INDIANAPOLIS, Jan. 28 (UPI) -- Indiana Gov. Mike Pence said reports that he is starting a state-run media outlet are a "misunderstanding" and that the website is really just "a one-stop shopping website for press releases and information."
The Republican governor came under fire Tuesday after The Indianapolis Star -- based on state documents -- reported Pence planned to start his news website, Just IN, in February. The site will be overseen by former Star reporter Bill McCleery and will include feature stories and news releases written by state press secretaries.
Pence played down what appeared to be his intentions to start a state-run and funded news site.
"Reports that this was intended to be a news agency, I think just represent an understandable misunderstanding based on some internal communications that I read about in the press," he said Tuesday.
"My understanding is that the website that has become a source of controversy was simply to have a one-stop-shopping website for press releases and information," he said. "It's meant to be a resource, not a news source, and we'll be clarifying that in the days ahead."
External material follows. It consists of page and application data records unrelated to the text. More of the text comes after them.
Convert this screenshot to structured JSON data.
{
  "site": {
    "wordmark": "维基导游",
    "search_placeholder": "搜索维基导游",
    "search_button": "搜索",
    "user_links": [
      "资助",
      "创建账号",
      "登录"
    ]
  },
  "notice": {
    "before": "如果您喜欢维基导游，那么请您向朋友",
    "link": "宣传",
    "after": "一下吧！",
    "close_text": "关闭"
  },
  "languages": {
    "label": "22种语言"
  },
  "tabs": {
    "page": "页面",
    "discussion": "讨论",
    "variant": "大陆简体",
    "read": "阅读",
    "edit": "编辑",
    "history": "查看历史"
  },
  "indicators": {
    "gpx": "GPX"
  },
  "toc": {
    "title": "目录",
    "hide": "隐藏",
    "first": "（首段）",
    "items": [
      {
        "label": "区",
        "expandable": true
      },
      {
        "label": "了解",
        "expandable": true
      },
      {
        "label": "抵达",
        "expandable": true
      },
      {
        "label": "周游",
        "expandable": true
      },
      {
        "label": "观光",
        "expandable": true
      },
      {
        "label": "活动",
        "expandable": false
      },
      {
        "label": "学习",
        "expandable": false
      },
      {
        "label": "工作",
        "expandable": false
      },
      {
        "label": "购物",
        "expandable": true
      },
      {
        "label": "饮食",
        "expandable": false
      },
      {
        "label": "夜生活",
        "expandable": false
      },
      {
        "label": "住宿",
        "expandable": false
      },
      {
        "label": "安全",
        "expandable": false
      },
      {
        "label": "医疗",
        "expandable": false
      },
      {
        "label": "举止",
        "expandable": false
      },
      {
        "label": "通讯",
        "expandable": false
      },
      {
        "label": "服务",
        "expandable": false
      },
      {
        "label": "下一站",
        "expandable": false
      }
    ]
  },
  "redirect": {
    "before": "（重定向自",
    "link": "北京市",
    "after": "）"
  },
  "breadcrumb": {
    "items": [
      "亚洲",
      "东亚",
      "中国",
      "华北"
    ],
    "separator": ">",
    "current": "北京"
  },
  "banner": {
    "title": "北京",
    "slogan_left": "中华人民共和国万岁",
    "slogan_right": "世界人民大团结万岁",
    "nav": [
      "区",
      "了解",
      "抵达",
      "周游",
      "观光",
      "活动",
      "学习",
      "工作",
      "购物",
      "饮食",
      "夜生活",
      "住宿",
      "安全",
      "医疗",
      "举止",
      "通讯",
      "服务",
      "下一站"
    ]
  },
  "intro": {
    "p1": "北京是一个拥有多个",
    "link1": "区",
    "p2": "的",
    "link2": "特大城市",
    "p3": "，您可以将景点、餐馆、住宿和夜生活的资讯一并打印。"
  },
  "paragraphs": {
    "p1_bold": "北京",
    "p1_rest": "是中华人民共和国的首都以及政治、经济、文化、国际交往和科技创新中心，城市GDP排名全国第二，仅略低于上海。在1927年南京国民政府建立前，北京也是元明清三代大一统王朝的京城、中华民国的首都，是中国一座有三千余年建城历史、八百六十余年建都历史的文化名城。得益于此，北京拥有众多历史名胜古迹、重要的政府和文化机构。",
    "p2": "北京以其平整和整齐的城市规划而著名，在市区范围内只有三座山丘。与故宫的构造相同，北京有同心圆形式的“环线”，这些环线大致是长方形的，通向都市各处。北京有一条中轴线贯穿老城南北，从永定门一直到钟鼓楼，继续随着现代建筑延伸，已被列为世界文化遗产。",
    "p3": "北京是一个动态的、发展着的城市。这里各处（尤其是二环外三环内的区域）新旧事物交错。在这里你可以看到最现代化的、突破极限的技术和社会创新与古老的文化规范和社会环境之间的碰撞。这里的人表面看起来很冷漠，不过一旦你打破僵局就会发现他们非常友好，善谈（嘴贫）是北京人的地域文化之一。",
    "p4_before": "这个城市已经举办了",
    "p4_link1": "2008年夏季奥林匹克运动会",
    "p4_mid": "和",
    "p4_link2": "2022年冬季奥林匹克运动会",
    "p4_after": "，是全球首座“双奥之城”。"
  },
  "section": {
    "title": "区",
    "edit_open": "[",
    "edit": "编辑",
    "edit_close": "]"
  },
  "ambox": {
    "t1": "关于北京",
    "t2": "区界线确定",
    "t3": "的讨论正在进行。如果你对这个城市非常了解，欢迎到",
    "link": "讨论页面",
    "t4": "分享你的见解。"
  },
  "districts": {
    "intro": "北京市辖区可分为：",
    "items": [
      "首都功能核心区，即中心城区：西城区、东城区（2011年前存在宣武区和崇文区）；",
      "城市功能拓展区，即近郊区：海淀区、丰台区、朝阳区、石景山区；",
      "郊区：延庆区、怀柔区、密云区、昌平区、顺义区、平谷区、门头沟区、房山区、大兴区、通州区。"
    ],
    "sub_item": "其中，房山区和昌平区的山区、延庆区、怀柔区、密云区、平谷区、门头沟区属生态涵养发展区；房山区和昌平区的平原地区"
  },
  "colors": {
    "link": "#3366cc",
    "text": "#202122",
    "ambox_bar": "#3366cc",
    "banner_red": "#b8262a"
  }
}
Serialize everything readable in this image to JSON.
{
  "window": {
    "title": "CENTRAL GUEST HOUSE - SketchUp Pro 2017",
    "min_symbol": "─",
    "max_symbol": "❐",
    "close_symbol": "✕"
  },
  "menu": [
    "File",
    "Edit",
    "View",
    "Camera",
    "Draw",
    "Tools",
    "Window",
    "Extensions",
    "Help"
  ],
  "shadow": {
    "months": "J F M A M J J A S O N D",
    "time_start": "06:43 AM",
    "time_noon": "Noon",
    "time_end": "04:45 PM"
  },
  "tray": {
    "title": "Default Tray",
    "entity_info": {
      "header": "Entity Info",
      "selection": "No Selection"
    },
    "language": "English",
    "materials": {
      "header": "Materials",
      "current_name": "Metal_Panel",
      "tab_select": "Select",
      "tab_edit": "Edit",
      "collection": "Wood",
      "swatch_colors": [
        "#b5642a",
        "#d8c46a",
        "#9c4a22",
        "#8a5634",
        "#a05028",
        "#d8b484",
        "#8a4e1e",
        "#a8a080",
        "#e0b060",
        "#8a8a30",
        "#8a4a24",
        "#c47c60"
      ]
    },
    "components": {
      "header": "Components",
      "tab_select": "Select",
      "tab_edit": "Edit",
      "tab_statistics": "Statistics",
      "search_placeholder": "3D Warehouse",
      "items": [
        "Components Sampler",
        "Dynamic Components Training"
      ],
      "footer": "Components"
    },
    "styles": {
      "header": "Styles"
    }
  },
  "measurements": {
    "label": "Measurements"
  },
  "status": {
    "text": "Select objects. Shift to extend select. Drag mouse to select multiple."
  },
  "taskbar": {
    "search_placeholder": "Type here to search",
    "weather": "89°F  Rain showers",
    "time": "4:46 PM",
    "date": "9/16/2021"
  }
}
Christy Denault, communications director for Pence, in a press briefing Wednesday said staff used incorrect terminology to describe the nature of Just IN. She said documents describing "stories" written by staffers are actually press releases.
Denault said staff may write feature stories for the website, but they would focus on things like a profile of a veteran Bureau of Motor Vehicle clerk.
Pence's announcement Tuesday garnered comparisons of the governor to the leaders of other governments that make use of state-run media outlets, like Vladimir Putin in Russia and Kim Jong Un in North Korea.
"I think there are some very clever media out there," Denault said of the comparisons. "I certainly understand the sentiment."
She said she planned to speak with the Society of Professional Journalists, which issued a statement Tuesday saying it would monitor Just IN.
"One must wonder if a government-run publication, which is paid for by taxpayers, could ever be more than a marketing service for those who control the purse strings," SPJ Ethics Committee Chair Andrew Seaman said. "If history has any lesson, it's that there is no Democracy without a free press. It's the Society's position that the press is not free when elected officials serve as editor and publisher."
The controversy comes as Pence's name is coming up in connection with a possible 2016 presidential bid. His mother, Nancy Pence Fritsch, on Tuesday said that while she would like to see him be president one day, now isn't the right time.
"Not right now. I want him to be my governor for two terms," she told the Terre Haute Tribune Star.